■ INSTRUCTIONS FOR THE TASK: Make an exact copy of the records, and keep the pictures out of it.

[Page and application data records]
___

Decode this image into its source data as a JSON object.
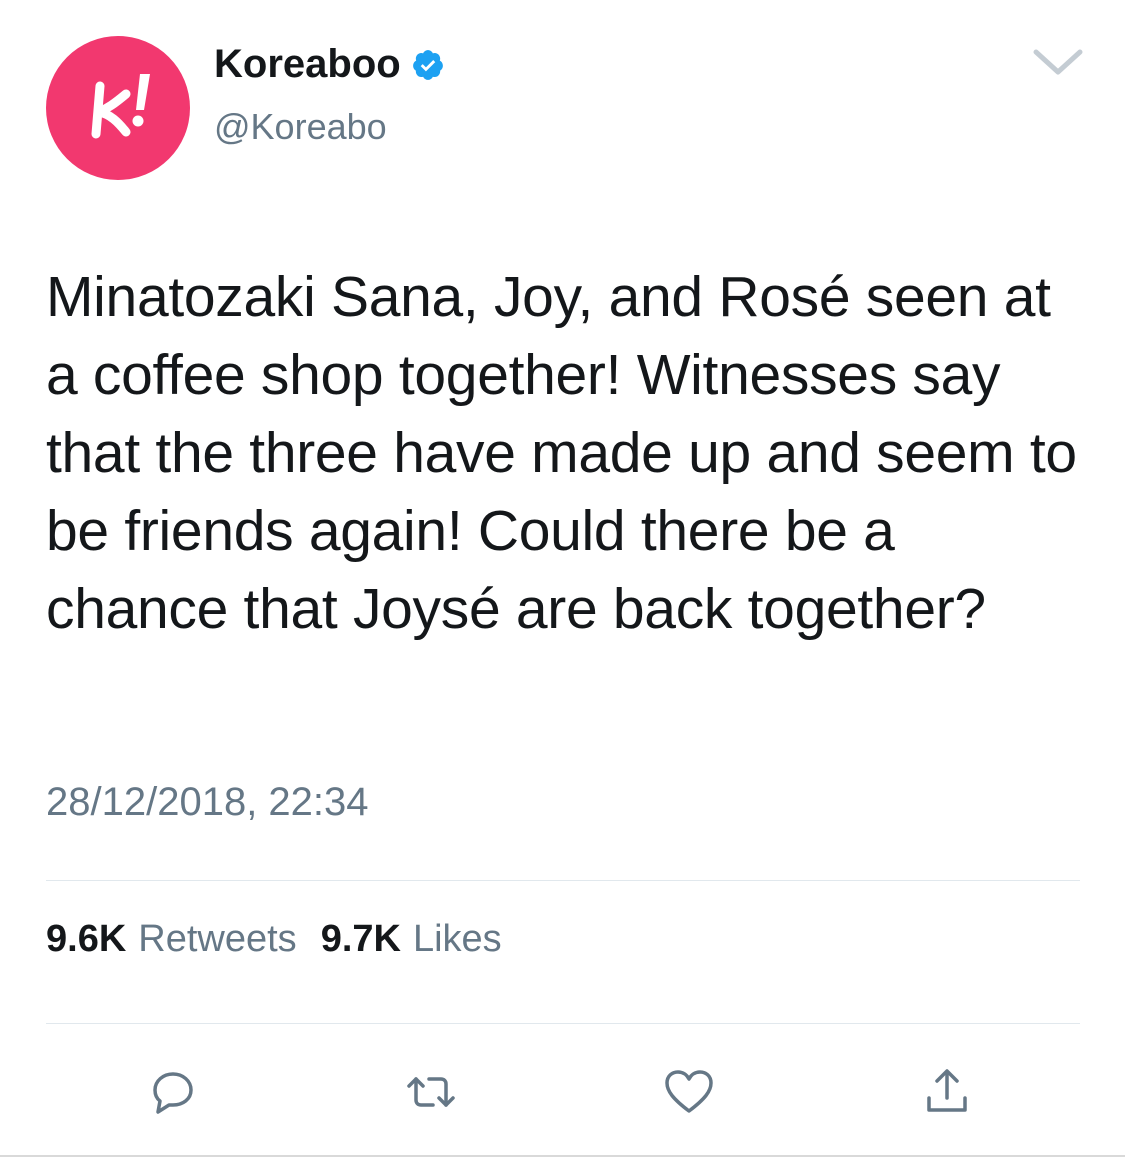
{
  "author": {
    "name": "Koreaboo",
    "handle": "@Koreabo",
    "verified": true,
    "avatar_color": "#f2386f",
    "avatar_icon": "koreaboo-logo-icon"
  },
  "tweet": {
    "text": "Minatozaki Sana, Joy, and Rosé seen at a coffee shop together! Witnesses say that the three have made up and seem to be friends again! Could there be a chance that Joysé are back together?",
    "timestamp": "28/12/2018, 22:34"
  },
  "stats": {
    "retweets_count": "9.6K",
    "retweets_label": "Retweets",
    "likes_count": "9.7K",
    "likes_label": "Likes"
  },
  "actions": [
    {
      "name": "reply",
      "icon": "reply-icon"
    },
    {
      "name": "retweet",
      "icon": "retweet-icon"
    },
    {
      "name": "like",
      "icon": "heart-icon"
    },
    {
      "name": "share",
      "icon": "share-icon"
    }
  ],
  "colors": {
    "text_primary": "#14171a",
    "text_secondary": "#657786",
    "verified_blue": "#1da1f2",
    "divider": "#e1e8ed"
  }
}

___

■ WRITTEN RESPONSE:
Decode this image into its source data as a JSON object.
{
  "author": {
    "name": "Koreaboo",
    "handle": "@Koreabo",
    "verified": true,
    "avatar_color": "#f2386f",
    "avatar_icon": "koreaboo-logo-icon"
  },
  "tweet": {
    "text": "Minatozaki Sana, Joy, and Rosé seen at a coffee shop together! Witnesses say that the three have made up and seem to be friends again! Could there be a chance that Joysé are back together?",
    "timestamp": "28/12/2018, 22:34"
  },
  "stats": {
    "retweets_count": "9.6K",
    "retweets_label": "Retweets",
    "likes_count": "9.7K",
    "likes_label": "Likes"
  },
  "actions": [
    {
      "name": "reply",
      "icon": "reply-icon"
    },
    {
      "name": "retweet",
      "icon": "retweet-icon"
    },
    {
      "name": "like",
      "icon": "heart-icon"
    },
    {
      "name": "share",
      "icon": "share-icon"
    }
  ],
  "colors": {
    "text_primary": "#14171a",
    "text_secondary": "#657786",
    "verified_blue": "#1da1f2",
    "divider": "#e1e8ed"
  }
}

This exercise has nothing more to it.